What Are the Effects of Alcohol and Cigarettes on Your Teeth?

Whether it’s sugar or reality television, we all have our vices. Some vices are worse for your oral health (and total health) than others. Alcohol and tobacco have been human vices for a very long time. We all know these aren’t considered elements of a healthy lifestyle, but what exactly are the negative effects of these bad habits on our oral health?


Alcohol Consumption and Your Mouth. Alcohol can definitely be part of a healthy lifestyle if consumed in moderation. The U.S. Government’s Dietary Guidelines for Americans defines moderate alcohol consumption as having up to one drink per day for women and up to two drinks per day for men. The Centers for Disease Control and Prevention (CDC) defines heavy drinking as consuming 8 drinks or more per week for women and consuming 15 drinks or more per week for men.


As you might expect, the adverse oral health effects of heavy drinking are more severe than those of moderate drinking, but any amount of alcohol affects your mouth. Alcoholism is the second most common risk factor in the development of oral cancer, second only to tobacco use. Heavy drinkers also have an increased risk of periodontal disease, tooth decay, tooth loss, and mouth sores.


Though still present, the effects of moderate drinking are much less detrimental to the long-term health of your mouth. If you’ve ever looked in the mirror after a glass or two of red wine, you might be aware of its staining effects. Like coffee, some alcohols contribute to the discoloration of your teeth.


You may have heard that using alcohol-based cleansers dries out your skin. The same thing is true with your mouth. Alcohol has a drying effect on your mouth which leaves bacteria sitting on your teeth with no saliva to wash it off. This (and a hangover) can be avoided by staying hydrated while enjoying your alcoholic beverage.


While all alcohol has some effect on your teeth, some drink choices are better than others. Clear-colored liquids paired with low-sugar mixers won’t stain as badly and contain less cavity-causing acid to attack your teeth.


The Effects of Cigarettes on Your Oral Health. I’m sure you’ve been told time and again about how horrible cigarettes are for your health. In addition to the damage they cause to your heart and lungs, cigarettes also do a number on your oral health.


As I mentioned earlier, tobacco use is the number one cause of oral cancers. Smokers are six times more likely to develop mouth or throat cancer than non-smokers, and smokeless tobacco is even more dangerous than cigarettes when it comes to mouth cancer risks.


Smoking cigarettes weakens your body’s immune system, which in turn lets the bacteria in your mouth take hold. Smokers are more likely to have advanced cases of periodontal disease, which can lead to a myriad of health problems ranging from tooth loss to a heart attack.


In addition to the big, life-threatening side effects, smoking causes your smile to become discolored and dull.
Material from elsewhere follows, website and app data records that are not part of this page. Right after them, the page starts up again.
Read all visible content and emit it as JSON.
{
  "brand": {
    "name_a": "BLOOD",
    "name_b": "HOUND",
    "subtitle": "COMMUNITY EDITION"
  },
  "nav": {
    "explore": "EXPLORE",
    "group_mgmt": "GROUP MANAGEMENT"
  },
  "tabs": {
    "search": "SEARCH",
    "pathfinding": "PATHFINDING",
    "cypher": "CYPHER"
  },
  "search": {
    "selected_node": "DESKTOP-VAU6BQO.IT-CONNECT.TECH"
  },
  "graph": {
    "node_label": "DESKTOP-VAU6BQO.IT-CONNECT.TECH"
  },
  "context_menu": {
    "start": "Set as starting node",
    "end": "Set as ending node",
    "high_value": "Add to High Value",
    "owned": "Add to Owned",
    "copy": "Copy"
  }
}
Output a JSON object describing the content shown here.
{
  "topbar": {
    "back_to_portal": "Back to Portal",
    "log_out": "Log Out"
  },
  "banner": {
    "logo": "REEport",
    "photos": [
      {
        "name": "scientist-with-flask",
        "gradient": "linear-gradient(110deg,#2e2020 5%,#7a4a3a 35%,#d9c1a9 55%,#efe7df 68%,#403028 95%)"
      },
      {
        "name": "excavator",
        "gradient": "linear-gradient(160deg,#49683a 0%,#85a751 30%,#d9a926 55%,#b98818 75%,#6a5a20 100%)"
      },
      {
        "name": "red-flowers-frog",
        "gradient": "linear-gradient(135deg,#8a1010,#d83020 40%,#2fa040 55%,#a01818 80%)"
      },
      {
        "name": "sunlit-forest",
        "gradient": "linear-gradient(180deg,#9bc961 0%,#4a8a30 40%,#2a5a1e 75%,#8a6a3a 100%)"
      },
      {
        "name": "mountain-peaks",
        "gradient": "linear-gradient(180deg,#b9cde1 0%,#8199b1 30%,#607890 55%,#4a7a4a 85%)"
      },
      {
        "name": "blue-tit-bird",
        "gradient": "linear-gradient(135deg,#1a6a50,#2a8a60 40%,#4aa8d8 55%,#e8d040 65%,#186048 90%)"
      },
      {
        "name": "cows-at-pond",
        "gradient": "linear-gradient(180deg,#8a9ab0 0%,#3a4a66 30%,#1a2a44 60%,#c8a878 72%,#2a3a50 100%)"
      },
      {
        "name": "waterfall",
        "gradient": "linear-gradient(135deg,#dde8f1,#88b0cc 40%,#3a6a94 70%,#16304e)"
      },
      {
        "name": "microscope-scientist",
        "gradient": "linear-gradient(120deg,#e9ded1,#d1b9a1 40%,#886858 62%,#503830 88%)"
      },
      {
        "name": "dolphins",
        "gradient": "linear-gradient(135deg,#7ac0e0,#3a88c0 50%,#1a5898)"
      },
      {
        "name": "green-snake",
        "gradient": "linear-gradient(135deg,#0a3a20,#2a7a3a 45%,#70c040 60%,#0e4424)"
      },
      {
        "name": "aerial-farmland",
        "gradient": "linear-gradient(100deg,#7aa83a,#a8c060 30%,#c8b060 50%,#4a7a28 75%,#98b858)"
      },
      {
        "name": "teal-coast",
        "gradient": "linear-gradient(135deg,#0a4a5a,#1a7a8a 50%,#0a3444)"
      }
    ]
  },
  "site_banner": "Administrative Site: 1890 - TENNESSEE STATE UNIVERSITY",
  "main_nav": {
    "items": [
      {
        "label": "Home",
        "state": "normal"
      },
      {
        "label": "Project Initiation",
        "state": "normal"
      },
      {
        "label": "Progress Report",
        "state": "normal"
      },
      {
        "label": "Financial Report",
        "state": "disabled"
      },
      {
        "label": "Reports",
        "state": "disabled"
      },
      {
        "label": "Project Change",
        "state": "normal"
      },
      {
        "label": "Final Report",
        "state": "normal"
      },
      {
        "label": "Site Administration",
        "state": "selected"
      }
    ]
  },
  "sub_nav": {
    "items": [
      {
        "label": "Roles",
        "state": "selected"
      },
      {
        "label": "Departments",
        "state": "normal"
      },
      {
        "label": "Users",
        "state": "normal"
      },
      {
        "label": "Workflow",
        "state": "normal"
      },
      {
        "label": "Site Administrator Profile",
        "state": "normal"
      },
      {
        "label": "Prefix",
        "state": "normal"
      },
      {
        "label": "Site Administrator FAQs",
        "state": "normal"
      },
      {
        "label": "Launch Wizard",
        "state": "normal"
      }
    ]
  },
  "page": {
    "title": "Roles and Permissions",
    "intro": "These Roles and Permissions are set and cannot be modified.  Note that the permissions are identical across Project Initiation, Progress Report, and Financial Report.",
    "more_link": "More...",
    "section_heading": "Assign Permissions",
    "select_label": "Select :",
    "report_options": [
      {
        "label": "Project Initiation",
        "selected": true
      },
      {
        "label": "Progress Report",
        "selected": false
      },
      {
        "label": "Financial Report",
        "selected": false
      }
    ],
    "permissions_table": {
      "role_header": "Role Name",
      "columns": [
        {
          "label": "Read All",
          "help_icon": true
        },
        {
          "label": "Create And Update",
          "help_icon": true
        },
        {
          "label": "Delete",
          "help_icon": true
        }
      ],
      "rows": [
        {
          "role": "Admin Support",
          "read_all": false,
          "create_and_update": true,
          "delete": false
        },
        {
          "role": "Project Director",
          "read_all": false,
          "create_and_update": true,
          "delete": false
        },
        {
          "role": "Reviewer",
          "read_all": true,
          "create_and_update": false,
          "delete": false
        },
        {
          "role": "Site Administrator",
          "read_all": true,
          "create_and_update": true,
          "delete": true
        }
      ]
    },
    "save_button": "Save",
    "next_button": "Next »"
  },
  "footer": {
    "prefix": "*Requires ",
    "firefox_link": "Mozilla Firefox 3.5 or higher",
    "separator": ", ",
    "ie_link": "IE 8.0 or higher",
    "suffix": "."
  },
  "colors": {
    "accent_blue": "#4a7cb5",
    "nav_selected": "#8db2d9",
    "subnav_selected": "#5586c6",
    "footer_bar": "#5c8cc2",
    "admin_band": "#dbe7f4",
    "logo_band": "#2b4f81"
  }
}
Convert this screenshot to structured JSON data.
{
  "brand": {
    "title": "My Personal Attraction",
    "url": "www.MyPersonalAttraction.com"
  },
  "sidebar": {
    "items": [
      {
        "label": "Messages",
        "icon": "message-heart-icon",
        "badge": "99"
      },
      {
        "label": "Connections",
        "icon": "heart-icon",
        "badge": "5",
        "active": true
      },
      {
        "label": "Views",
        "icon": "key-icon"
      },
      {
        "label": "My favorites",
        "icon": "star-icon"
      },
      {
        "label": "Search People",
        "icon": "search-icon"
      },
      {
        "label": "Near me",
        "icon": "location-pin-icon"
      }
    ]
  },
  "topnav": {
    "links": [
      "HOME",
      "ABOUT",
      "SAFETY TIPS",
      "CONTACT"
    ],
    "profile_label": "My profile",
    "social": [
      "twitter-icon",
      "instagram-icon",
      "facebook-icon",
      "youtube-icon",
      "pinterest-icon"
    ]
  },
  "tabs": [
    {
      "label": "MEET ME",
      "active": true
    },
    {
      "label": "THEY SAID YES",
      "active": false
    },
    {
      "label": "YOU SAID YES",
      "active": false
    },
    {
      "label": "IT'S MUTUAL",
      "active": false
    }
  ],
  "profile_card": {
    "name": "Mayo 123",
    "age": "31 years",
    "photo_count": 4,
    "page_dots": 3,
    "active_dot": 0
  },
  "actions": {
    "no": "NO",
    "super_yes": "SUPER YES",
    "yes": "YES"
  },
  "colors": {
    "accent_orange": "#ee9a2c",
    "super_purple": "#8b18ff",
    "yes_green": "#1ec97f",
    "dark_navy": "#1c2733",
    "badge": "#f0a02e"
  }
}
Over time, you also become less receptive to taste and develop chronic bad breath.


Reach Out. Your dentist is the perfect person to start the “time to quit” conversation with. They can give you resources and advice that will help get your health back on track. Here are a couple of other valuable resources as well.


https://www.aa.org/: The Alcoholics Anonymous site is full of helpful information and has a locator for support meetings in your area.


https://smokefree.gov/: There’s an official site to support you on your journey to quit smoking for good. There’s material geared towards veterans, women, teens, Spanish-speaking individuals, and individuals over the age of 60.